Obesity (Silver Spring). 2016 May;24(5):1116-23. doi: 10.1002/oby.21497.


Objective: Provide the most recent data on the prevalence of obesity and severe obesity among United States children and adolescents aged 2 to 19 years.

Methods: The National Health and Nutrition Examination Survey, 1999-2014, was used.
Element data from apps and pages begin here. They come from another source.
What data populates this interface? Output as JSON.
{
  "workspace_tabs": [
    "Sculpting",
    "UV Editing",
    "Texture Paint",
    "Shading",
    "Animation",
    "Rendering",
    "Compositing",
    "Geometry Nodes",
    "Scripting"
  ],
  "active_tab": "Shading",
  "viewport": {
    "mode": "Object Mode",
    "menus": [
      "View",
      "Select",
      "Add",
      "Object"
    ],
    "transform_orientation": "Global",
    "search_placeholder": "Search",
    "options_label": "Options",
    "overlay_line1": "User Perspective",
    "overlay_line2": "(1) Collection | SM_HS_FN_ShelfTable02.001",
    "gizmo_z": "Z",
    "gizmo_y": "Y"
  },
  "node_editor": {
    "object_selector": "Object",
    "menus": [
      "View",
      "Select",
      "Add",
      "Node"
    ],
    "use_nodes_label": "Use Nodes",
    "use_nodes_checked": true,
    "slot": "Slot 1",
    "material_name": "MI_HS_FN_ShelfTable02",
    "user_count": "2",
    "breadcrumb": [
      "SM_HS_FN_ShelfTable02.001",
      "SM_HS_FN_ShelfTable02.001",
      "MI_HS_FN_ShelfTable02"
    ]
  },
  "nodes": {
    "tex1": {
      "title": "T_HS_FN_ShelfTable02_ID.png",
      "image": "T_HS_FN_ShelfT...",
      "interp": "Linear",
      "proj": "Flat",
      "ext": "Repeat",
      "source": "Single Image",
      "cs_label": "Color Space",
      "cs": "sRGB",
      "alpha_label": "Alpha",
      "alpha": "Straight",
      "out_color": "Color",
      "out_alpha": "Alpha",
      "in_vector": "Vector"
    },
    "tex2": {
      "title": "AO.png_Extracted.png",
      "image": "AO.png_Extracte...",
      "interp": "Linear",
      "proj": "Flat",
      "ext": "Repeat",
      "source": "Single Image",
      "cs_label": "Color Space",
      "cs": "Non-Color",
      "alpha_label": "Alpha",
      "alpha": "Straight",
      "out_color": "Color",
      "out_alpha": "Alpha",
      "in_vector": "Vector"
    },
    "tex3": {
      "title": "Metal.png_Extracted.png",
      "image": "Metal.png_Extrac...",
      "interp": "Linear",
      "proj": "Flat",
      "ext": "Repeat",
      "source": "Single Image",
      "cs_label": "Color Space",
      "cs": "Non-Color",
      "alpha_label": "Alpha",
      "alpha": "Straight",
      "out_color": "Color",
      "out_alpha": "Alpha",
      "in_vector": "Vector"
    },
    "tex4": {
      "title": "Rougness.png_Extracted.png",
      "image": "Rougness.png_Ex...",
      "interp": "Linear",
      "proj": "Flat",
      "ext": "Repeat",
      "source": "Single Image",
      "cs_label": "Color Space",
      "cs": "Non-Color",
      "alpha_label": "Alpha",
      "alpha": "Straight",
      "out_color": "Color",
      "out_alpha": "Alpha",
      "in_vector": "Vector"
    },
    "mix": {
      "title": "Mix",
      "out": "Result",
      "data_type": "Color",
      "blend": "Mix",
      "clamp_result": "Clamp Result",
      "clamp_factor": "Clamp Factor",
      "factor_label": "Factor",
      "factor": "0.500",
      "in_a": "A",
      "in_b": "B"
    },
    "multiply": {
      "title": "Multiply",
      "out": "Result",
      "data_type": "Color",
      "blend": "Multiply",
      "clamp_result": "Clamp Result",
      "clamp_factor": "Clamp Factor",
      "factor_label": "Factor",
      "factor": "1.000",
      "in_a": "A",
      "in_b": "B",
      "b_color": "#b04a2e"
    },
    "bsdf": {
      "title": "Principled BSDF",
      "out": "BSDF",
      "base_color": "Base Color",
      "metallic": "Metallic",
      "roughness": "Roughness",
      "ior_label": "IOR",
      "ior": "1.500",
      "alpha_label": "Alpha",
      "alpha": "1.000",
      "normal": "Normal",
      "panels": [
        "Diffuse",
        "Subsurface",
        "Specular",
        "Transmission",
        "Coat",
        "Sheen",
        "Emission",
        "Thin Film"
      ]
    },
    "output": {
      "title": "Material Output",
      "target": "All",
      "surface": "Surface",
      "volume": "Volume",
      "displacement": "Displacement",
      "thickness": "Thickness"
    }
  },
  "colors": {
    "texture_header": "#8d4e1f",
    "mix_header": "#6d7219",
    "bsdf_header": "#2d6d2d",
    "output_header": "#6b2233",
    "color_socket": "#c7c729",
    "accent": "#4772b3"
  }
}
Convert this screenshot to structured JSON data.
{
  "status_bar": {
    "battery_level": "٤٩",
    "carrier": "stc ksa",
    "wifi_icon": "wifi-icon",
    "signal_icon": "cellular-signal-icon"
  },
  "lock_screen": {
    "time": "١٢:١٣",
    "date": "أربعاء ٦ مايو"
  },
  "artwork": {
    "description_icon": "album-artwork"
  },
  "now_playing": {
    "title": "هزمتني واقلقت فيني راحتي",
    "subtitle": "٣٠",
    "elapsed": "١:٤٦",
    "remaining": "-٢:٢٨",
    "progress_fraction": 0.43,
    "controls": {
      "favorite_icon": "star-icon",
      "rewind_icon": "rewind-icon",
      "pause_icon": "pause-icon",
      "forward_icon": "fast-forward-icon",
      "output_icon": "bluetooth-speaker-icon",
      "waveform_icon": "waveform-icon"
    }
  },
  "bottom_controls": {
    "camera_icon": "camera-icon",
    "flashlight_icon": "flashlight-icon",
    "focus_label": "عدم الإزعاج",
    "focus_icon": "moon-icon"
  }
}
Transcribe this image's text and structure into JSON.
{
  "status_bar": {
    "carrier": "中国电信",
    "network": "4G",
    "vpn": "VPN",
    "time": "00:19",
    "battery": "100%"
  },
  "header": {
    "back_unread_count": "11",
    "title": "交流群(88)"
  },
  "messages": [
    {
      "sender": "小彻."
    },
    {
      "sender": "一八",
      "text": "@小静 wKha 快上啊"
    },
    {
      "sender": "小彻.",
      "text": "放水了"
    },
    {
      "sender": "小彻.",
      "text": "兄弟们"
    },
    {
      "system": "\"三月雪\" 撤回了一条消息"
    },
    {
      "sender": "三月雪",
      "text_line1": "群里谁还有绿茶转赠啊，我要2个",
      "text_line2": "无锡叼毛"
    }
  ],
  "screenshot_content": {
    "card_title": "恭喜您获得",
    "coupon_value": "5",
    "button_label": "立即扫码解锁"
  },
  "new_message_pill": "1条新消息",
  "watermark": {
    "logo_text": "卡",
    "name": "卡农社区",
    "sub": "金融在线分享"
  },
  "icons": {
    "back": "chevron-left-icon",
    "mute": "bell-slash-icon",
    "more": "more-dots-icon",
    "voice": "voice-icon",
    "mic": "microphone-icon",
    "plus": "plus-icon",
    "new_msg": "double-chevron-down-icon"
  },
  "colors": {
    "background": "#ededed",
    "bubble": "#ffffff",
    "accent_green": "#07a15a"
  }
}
Weight status was defined using measured height and weight and standard definitions as follows: overweight as ≥85th percentile for age- and sex-specific BMI; class I obesity as ≥95th percentile; class II obesity as ≥120 of the 95th percentile, or BMI ≥35; and class III obesity as ≥140% of the 95th percentile, or BMI ≥40. This study reports the prevalence of obesity by 2-year National Health and Nutrition Examination Survey cycle and Wald tests comparing the 2011-2012 cycle with the 2013-2014 cycle, as well as the linear trend from 1999 to 2014. Multivariable logistic regression models estimated odds ratios for differences by each 2-year cycle.

Results: In 2013-2014, 17.4% of children met criteria for class I obesity, including 6.3% for class II and 2.4% for class III, none statistically different than 2011-2012. A clear, statistically significant increase in all classes of obesity continued from 1999 through 2014.

Conclusions: There is no evidence of a decline in obesity prevalence in any age group, despite substantial clinical and policy efforts targeting the issue.

MeSH terms

  • Adolescent
  • Body Mass Index
  • Child
  • Child, Preschool
  • Female
  • Humans
  • Logistic Models
  • Male
  • Nutrition Surveys
  • Obesity / epidemiology
  • Obesity, Morbid / epidemiology*
  • Odds Ratio
  • Overweight / epidemiology
  • Pediatric Obesity / epidemiology*
  • United States / epidemiology